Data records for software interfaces
· · · ·

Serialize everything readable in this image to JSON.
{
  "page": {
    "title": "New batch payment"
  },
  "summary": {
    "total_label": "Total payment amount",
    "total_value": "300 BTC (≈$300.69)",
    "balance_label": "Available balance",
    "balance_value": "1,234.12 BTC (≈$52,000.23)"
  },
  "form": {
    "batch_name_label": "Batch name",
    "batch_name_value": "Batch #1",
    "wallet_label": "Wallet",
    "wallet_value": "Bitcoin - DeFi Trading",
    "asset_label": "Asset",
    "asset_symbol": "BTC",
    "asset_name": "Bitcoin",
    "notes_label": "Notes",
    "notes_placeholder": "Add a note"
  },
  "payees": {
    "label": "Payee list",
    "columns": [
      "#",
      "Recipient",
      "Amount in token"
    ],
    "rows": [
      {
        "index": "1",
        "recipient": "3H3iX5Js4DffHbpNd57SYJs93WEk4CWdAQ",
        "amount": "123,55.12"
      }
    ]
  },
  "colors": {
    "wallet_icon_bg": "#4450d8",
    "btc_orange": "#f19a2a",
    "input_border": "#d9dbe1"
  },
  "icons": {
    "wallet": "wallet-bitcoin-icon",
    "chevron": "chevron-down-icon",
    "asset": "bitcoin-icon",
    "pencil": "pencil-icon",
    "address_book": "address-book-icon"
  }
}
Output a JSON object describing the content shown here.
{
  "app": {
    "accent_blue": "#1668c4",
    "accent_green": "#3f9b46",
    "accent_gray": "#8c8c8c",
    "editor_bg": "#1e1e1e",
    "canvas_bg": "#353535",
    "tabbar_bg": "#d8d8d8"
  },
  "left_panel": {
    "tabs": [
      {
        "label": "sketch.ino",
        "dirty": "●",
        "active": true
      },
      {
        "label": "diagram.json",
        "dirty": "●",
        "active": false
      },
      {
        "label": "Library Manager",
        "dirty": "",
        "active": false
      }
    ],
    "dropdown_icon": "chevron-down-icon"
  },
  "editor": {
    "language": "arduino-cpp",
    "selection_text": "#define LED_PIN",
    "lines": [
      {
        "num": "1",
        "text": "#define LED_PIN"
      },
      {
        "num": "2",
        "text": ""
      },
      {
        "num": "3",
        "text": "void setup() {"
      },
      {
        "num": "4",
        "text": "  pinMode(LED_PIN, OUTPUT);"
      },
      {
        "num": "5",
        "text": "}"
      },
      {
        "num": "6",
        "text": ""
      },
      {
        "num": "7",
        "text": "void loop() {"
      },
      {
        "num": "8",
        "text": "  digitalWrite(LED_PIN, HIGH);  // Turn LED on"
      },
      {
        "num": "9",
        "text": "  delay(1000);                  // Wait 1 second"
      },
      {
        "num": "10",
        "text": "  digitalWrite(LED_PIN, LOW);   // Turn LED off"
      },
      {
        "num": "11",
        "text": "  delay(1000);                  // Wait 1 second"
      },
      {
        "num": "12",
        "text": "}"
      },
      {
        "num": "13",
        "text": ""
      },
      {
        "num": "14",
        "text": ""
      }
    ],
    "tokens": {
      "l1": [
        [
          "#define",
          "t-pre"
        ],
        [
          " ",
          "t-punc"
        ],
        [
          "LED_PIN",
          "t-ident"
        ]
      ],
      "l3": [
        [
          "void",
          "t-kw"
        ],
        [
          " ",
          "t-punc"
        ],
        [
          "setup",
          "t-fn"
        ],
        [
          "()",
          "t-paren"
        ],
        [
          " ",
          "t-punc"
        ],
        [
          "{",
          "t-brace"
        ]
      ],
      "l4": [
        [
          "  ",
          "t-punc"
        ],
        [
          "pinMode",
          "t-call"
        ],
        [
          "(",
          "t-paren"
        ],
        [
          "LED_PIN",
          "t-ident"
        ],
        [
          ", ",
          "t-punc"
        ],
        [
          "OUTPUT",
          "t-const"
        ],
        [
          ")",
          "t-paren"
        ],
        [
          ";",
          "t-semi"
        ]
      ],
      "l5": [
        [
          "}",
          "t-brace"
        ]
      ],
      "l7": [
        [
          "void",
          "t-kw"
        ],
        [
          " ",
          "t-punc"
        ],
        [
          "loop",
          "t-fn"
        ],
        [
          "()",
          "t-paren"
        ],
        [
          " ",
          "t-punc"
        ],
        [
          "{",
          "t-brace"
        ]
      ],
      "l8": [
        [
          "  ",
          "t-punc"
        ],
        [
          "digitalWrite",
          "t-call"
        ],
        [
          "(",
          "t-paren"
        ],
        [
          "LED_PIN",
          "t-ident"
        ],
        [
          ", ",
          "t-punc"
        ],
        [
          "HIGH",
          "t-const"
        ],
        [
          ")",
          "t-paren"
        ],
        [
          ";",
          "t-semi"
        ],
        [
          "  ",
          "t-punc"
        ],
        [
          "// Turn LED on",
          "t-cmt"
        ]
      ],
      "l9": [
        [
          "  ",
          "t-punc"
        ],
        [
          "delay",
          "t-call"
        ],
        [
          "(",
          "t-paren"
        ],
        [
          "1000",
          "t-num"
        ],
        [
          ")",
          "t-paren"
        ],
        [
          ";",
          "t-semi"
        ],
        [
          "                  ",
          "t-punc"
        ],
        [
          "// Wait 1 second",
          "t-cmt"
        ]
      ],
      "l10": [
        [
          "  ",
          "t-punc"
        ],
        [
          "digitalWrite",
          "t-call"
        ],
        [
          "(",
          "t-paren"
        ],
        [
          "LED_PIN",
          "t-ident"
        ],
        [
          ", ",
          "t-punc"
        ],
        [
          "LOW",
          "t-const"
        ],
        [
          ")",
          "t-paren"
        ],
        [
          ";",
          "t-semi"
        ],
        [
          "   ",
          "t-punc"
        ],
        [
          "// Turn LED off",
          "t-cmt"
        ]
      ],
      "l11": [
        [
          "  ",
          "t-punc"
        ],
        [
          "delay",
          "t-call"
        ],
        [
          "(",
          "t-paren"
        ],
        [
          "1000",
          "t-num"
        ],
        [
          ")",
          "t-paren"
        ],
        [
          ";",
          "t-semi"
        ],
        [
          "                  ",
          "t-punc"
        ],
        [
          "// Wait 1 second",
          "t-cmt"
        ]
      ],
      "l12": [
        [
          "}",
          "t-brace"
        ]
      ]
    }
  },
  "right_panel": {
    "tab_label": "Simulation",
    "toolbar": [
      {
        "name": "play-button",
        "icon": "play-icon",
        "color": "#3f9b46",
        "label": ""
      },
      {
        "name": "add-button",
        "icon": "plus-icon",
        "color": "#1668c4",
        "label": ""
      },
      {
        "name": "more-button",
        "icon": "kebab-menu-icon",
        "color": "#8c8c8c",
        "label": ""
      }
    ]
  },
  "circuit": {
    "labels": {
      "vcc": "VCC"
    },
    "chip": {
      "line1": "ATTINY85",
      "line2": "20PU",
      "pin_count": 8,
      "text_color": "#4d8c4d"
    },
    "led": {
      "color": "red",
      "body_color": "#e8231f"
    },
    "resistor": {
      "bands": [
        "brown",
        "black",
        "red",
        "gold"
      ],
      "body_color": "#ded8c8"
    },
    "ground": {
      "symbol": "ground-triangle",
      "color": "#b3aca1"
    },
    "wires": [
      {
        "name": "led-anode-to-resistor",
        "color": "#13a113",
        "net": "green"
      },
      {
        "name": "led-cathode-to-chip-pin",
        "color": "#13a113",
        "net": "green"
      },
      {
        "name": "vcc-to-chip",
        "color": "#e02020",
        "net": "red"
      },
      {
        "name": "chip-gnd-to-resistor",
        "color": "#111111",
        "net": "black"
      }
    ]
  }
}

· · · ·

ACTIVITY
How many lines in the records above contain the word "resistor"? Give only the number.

REPLY
3